→ **Your task**:
Your response should consist of the records below, repeated exactly.
= = = = = = =
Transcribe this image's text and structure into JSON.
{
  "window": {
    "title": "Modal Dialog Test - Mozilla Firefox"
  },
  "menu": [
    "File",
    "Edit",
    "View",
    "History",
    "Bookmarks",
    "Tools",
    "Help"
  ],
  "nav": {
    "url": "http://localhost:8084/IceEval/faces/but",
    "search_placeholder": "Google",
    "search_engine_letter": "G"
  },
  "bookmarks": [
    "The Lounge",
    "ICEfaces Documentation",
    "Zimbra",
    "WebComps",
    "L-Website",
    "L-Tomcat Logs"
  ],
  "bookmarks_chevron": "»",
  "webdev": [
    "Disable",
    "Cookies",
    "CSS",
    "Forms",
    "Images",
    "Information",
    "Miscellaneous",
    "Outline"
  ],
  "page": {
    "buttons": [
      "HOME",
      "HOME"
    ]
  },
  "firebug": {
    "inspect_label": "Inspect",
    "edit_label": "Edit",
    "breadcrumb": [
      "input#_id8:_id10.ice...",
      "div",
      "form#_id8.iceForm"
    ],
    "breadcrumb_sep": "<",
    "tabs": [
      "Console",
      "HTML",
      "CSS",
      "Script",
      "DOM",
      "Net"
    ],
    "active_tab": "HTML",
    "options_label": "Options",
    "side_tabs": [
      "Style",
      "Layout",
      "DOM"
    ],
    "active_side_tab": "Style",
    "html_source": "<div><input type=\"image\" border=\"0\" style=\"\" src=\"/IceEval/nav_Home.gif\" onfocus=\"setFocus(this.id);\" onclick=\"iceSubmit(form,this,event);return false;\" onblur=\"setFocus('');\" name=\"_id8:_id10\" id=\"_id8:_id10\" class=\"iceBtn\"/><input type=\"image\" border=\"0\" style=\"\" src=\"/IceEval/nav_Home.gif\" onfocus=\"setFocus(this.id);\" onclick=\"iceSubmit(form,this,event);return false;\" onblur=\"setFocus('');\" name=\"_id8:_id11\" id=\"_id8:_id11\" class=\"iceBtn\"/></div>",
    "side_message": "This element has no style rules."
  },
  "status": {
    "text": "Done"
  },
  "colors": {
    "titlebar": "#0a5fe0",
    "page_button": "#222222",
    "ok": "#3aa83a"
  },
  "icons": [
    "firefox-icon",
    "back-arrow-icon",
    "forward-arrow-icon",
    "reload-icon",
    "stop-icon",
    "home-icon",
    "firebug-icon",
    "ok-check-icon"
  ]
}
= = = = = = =
→ **Your response**:
Transcribe this image's text and structure into JSON.
{
  "window": {
    "title": "Modal Dialog Test - Mozilla Firefox"
  },
  "menu": [
    "File",
    "Edit",
    "View",
    "History",
    "Bookmarks",
    "Tools",
    "Help"
  ],
  "nav": {
    "url": "http://localhost:8084/IceEval/faces/but",
    "search_placeholder": "Google",
    "search_engine_letter": "G"
  },
  "bookmarks": [
    "The Lounge",
    "ICEfaces Documentation",
    "Zimbra",
    "WebComps",
    "L-Website",
    "L-Tomcat Logs"
  ],
  "bookmarks_chevron": "»",
  "webdev": [
    "Disable",
    "Cookies",
    "CSS",
    "Forms",
    "Images",
    "Information",
    "Miscellaneous",
    "Outline"
  ],
  "page": {
    "buttons": [
      "HOME",
      "HOME"
    ]
  },
  "firebug": {
    "inspect_label": "Inspect",
    "edit_label": "Edit",
    "breadcrumb": [
      "input#_id8:_id10.ice...",
      "div",
      "form#_id8.iceForm"
    ],
    "breadcrumb_sep": "<",
    "tabs": [
      "Console",
      "HTML",
      "CSS",
      "Script",
      "DOM",
      "Net"
    ],
    "active_tab": "HTML",
    "options_label": "Options",
    "side_tabs": [
      "Style",
      "Layout",
      "DOM"
    ],
    "active_side_tab": "Style",
    "html_source": "<div><input type=\"image\" border=\"0\" style=\"\" src=\"/IceEval/nav_Home.gif\" onfocus=\"setFocus(this.id);\" onclick=\"iceSubmit(form,this,event);return false;\" onblur=\"setFocus('');\" name=\"_id8:_id10\" id=\"_id8:_id10\" class=\"iceBtn\"/><input type=\"image\" border=\"0\" style=\"\" src=\"/IceEval/nav_Home.gif\" onfocus=\"setFocus(this.id);\" onclick=\"iceSubmit(form,this,event);return false;\" onblur=\"setFocus('');\" name=\"_id8:_id11\" id=\"_id8:_id11\" class=\"iceBtn\"/></div>",
    "side_message": "This element has no style rules."
  },
  "status": {
    "text": "Done"
  },
  "colors": {
    "titlebar": "#0a5fe0",
    "page_button": "#222222",
    "ok": "#3aa83a"
  },
  "icons": [
    "firefox-icon",
    "back-arrow-icon",
    "forward-arrow-icon",
    "reload-icon",
    "stop-icon",
    "home-icon",
    "firebug-icon",
    "ok-check-icon"
  ]
}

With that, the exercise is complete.